Gabriel G (ca) wrote: A lovely and tender film, about relations between mother and daughter, within the framework of the vibrant Awa Odori Festival, in Tokushima City, a real must of Japanese public events and celebrations. The veteran Nobuko Miyamoto seems to be still great, and really desirable, despite the years. A work from her like her best times, in the 80's and 90's. Delicious movie.

Kullen S (de) wrote: I like to consider this the third installment in the GITS film series. Pretty good, but more like the animated series Stand Alone Complex. It's the Army of Darkness of the bunch.

Jonathan M (au) wrote: In one word : Meh , now don't get me wrong , Sandler's performance had nothing to do with it , it is just how the movie was made, how the mother of a young girl became her role model after ruining her chance to get an easier life in the name of remaining true to her culture. The movie is a bit everywhere , you start off by familiarizing yourself with a certain characters then you forget about them because they are no longer relevant to the story and in the middle of the movie , they add characters, the only good one other than Sandler'ss was played by Leachman. Spanglish was no disaster but it wasn't a movie I would watch again.

Christopher B (ag) wrote: The best one in my opinion. The most formalistic of all of them.

Russell F (kr) wrote: Blame it on the Bellboy is an underrated British comedy gem set in the beautiful city of Venice. When a linguistically challenged bellboy confuses the invitations going to a realtor, a philanderer and an assassin, he unintentionally sends each man to the wrong location and sets in motion a chain of events that result in an old-fashioned farce. The movie soon spins into an unpretentious and delightful romp around the beauteous locations in Venice complete with clever misunderstandings. Dudley Moore is especially appealing here in one of his last screen roles. Bronson Pinchot is also a riot as the world's worst bellboy. Director Mark Herman expertly weaves the three story lines together with a slew of great jokes and subtle sight gags. If you like your comedy literate with a little dark humour around the edges and a surprise ending, you will adore this comedy of errors.

Scott S (ru) wrote: Tales from the Darkside: The Movie (1990) -- [5.5] -- A paperboy is imprisoned by a woman (Deborah Harry) who plans to cook and eat him, but he's able to delay her meal by telling her three tales of terror. "Tales from the Darkside: The Movie" is a somewhat underwhelming horror anthology that kicks off with a tale called "Lot 249," adapted from Arthur Conan Doyle.
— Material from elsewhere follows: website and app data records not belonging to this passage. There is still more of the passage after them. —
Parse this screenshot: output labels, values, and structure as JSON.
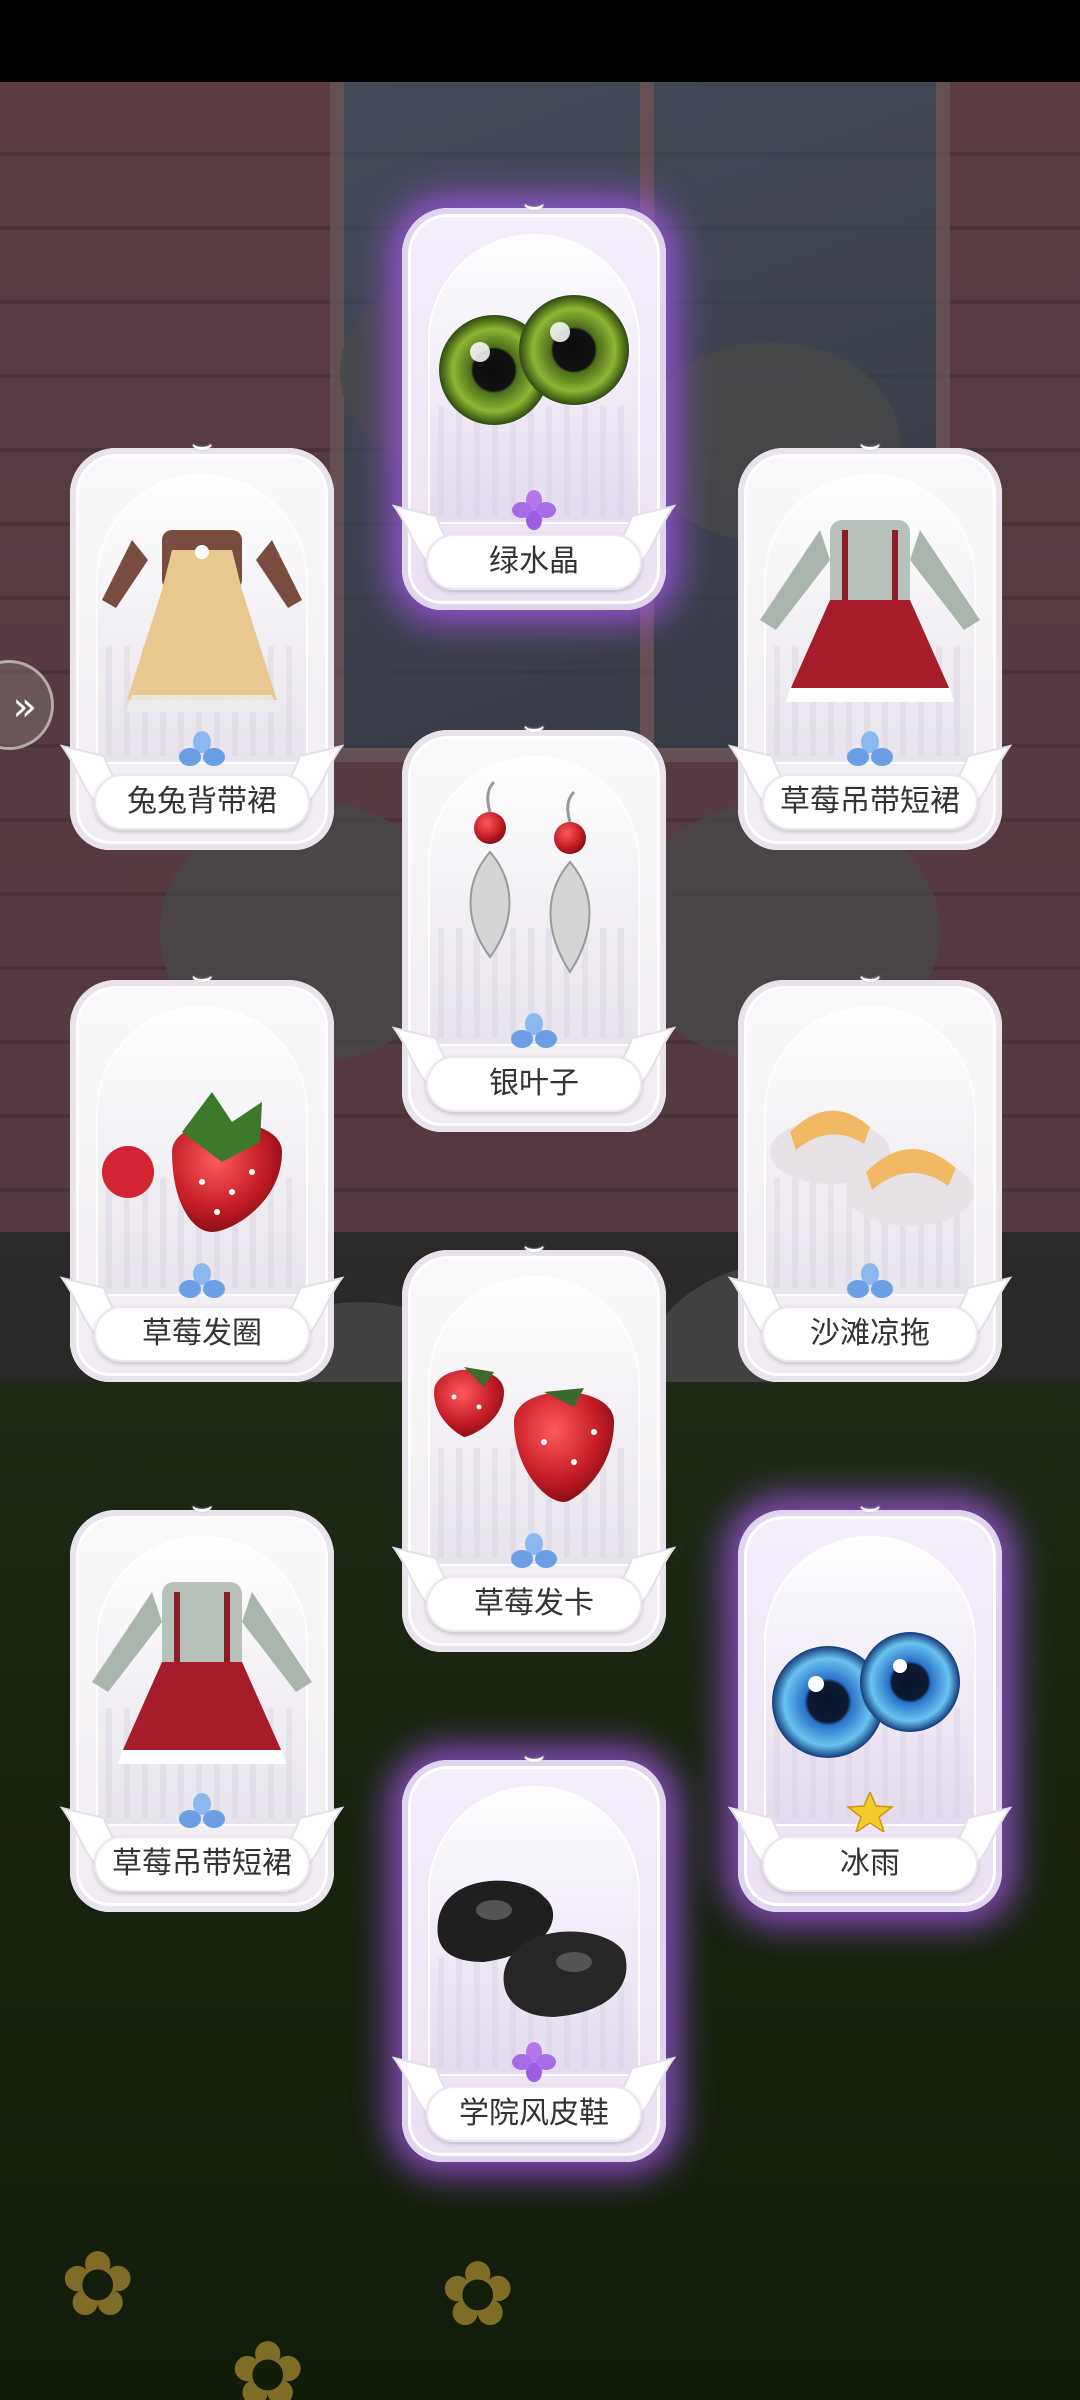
{
  "navigation": {
    "side_arrow_icon": "double-chevron-left"
  },
  "cards": [
    {
      "label": "绿水晶",
      "rarity": "purple",
      "rarity_icon": "purple-flower",
      "item_icon": "green-eye-lens"
    },
    {
      "label": "兔兔背带裙",
      "rarity": "blue",
      "rarity_icon": "blue-flower",
      "item_icon": "rabbit-pinafore-dress"
    },
    {
      "label": "草莓吊带短裙",
      "rarity": "blue",
      "rarity_icon": "blue-flower",
      "item_icon": "strawberry-suspender-skirt"
    },
    {
      "label": "银叶子",
      "rarity": "blue",
      "rarity_icon": "blue-flower",
      "item_icon": "silver-leaf-earrings"
    },
    {
      "label": "草莓发圈",
      "rarity": "blue",
      "rarity_icon": "blue-flower",
      "item_icon": "strawberry-scrunchie"
    },
    {
      "label": "沙滩凉拖",
      "rarity": "blue",
      "rarity_icon": "blue-flower",
      "item_icon": "beach-slippers"
    },
    {
      "label": "草莓发卡",
      "rarity": "blue",
      "rarity_icon": "blue-flower",
      "item_icon": "strawberry-hairpin"
    },
    {
      "label": "草莓吊带短裙",
      "rarity": "blue",
      "rarity_icon": "blue-flower",
      "item_icon": "strawberry-suspender-skirt"
    },
    {
      "label": "冰雨",
      "rarity": "purple",
      "rarity_icon": "gold-star-flower",
      "item_icon": "blue-eye-lens"
    },
    {
      "label": "学院风皮鞋",
      "rarity": "purple",
      "rarity_icon": "purple-flower",
      "item_icon": "black-oxford-shoes"
    }
  ]
}
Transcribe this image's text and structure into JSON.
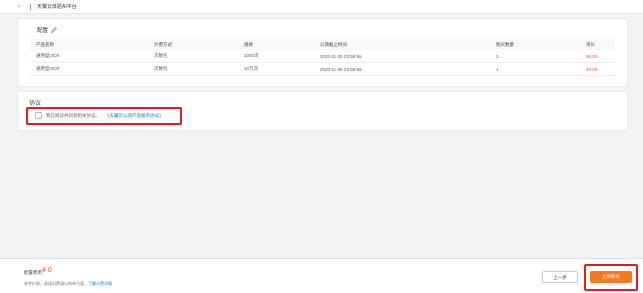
{
  "header": {
    "back_icon": "‹",
    "title": "天翼云体验AI平台"
  },
  "config": {
    "label": "配置",
    "columns": [
      "产品名称",
      "计费方式",
      "规格",
      "公测截止时间",
      "购买数量",
      "单价"
    ],
    "rows": [
      [
        "通用型OCR",
        "次数包",
        "1000次",
        "2020-11-30 23:59:59",
        "1",
        "¥0.00"
      ],
      [
        "通用型OCR",
        "次数包",
        "10万次",
        "2020-11-30 23:59:59",
        "1",
        "¥0.00"
      ]
    ]
  },
  "agreement": {
    "title": "协议",
    "checkbox_label": "我已阅读并同意相关协议。",
    "link_text": "《天翼云公测产品服务协议》"
  },
  "footer": {
    "fee_label": "配置费用",
    "fee_value": "¥ 0",
    "note": "参考价格，具体扣费请以账单为准。",
    "note_link": "了解计费详情",
    "prev_label": "上一步",
    "buy_label": "立即购买"
  },
  "colors": {
    "accent": "#f27b21",
    "price": "#f15a24",
    "link": "#1a73e8",
    "highlight": "#e01e1e"
  }
}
Steve Buscemi, Christian Slater, and Julianne Moore co-star in the segment, which features a dorky college student who resurrects an ancient mummy to exact his revenge. The second story, "Cat from Hell," is a Stephen King tale adapted by George Romero, about an rich old recluse (William Hickey) who lives in fear of a supernaturally-endowed black cat. Despite the star power and famous penmanship, the first two stories are mediocre at best. The film definitely saves the best for last. "Lover's Vow" is an original story by Michael McDowell (who also worked on "Beetlejuice" and "The Nightmare Before Christmas"). James Remar ("Dexter") stars as a down-and-out artist who watches his best friend get murdered by a hulking, winged demon. The creature promises to let Remar live if he vows never to tell anyone about what he has seen. After falling in love (with Rae Dawn Chong) and having a family, the demon's curse comes back to haunt him. In comparison to other horror anthology films, this one's better than most Hammer and Amicus films, but doesn't hold a candle to King and Romero's "Creepshow."

Matt R (us) wrote: Full of B-movie hilarity.